Surrounding all of that, the episode features a number of desperate people needing help, asking for help and getting little of what they require for the effort. Back in juvie, Alonzo attempts a little tough love with Tony, piquantly informing him Papi is all the help Tony’s got. So now might not be the time to turn a cold adolescent shoulder with the teenage petulant thing. “You ‘helped’ me last time,” Tony reminds Alonzo, a nod to his father’s Episode One advice to cooperate with cops without a lawyer present.
NEXT: Here comes the episode’s requisite bad news[pagebreak]
We find Carter in a wretched state, beaten bloody by guards and suffering through lonely days in solitary confinement. In a tearful sequence, he lays himself bare to Aliyah. Turns out Carter once attempted to hang himself as a kind of last-ditch response to his middle class torpor and feelings of alienation: something his sister never knew. And Carter credits Aubry with saving his life—an alternate reading of how the character has been portrayed until now as a relatively self-obsessed temptress in constant search of oblivion and escape. “I don’t know how to make things right,” Carter says to Aliyah. “I don’t know how to get Aubry back. I need you. Please help me.”
Things get worse for Alonzo on the home front when he discovers Jenny wants to move in with her aunt and uncle. Clearly at the end of his tether, wild-eyed at the reality that his family has disintegrated around him, Alonzo makes an uncharacteristically anguished plea. “Mija, I need your help!” he tells Jenny.
“I’ve been helping you since I was 10,” arrives her reply. That’s how old Jenny was when her mother passed away, forcing Jenny to assume a kind of spousal supporting role she never wanted to assume.
But no episode of American Crime would be complete without at least one devastating blunderbuss of bad news. And Thursday’s contains two. Furthering the “Matt, we hardly knew ye” critical mass of evidence Barb has been attempting to sweep under the rug since the pilot, a congregant at Aliyah’s mosque unearths damaging information from the dead man’s personal computer. A) a photo taken during a paintball shooting outing with friends of a man in an Obama mask held up like some hunter’s game trophy on Matt’s Facebook page. The caption: “Went hunting today.” B) an ISP history full of visits by Matt to so-called “Patriot groups” and anti-government websites. “People are calling him the 9/11 hero, not the anti-government drug dealer he actually was,” Aliyah informs a worker in the mayor’s office who declines to take on her cause.

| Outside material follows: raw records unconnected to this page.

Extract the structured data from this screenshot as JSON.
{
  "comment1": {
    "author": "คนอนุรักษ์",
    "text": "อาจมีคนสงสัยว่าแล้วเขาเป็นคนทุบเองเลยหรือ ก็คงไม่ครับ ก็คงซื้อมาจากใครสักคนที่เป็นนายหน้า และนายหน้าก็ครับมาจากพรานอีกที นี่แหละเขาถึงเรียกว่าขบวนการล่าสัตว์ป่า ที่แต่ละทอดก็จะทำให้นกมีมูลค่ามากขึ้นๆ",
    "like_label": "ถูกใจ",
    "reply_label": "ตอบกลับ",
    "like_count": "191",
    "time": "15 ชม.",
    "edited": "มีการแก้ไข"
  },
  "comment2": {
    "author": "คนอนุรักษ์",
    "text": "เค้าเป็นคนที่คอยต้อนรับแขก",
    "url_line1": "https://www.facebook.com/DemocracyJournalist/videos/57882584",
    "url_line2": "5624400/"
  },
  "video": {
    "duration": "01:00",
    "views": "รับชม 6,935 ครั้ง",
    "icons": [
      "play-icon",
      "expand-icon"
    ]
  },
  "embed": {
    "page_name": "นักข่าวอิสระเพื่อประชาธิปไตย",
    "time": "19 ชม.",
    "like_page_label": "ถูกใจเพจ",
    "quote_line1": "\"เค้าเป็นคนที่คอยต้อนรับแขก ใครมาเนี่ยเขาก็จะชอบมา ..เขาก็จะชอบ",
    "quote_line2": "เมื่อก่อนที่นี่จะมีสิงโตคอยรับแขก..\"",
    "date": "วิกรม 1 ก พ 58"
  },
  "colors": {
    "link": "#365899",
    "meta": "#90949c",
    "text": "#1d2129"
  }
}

Finally, it is Aubry’s turn for a solemn soliloquy in the presence of a lawyer and her gathered foster family: her father, mother, and grad-school-enrolled brother. Facing up to 45 years in prison for charges including intent to kill, felony drug possession, and attempted flight, Aubry is allowed to cop a plea in exchange for testimony against Carter, according to the DA. So Aubry lays out what she’d be willing to say in court.
“I don’t know when the bad things started, but it was shortly after we met,” she says with quiet deliberation. “Sexual, psychological, physical. Bad things. I kept telling myself, it’s not abusive. He really loves me. But I was trapped, and he knew that.”
“It all started with beer,” she continues with the world-weary voice of a tortured soul laying out the road map that led to her self-destruction town. “He said it made me happy. And he liked me better like that… He’d get me wasted so I couldn’t do anything when his friends came over. I would get passed around and I couldn’t defend myself. I begged for them to stop.”
The lawyer leaps up in theatrical indignation. Carter passed her around?! The answer, of course, is no. Not Carter. Aubry’s foster brother is the one who ritually sexually abused her, she says. A fiery “the lady doth protest too much” outburst from him and her brother is dragged from the interrogation room breathing fire and brimstone all the way.
“I’m messed up,” says Aubry. “I’m not mentally fit to testify against anybody.” And while that may or may not be true, the character is shown for what she is: pathologically and constitutionally incapable of being any but her own worst enemy.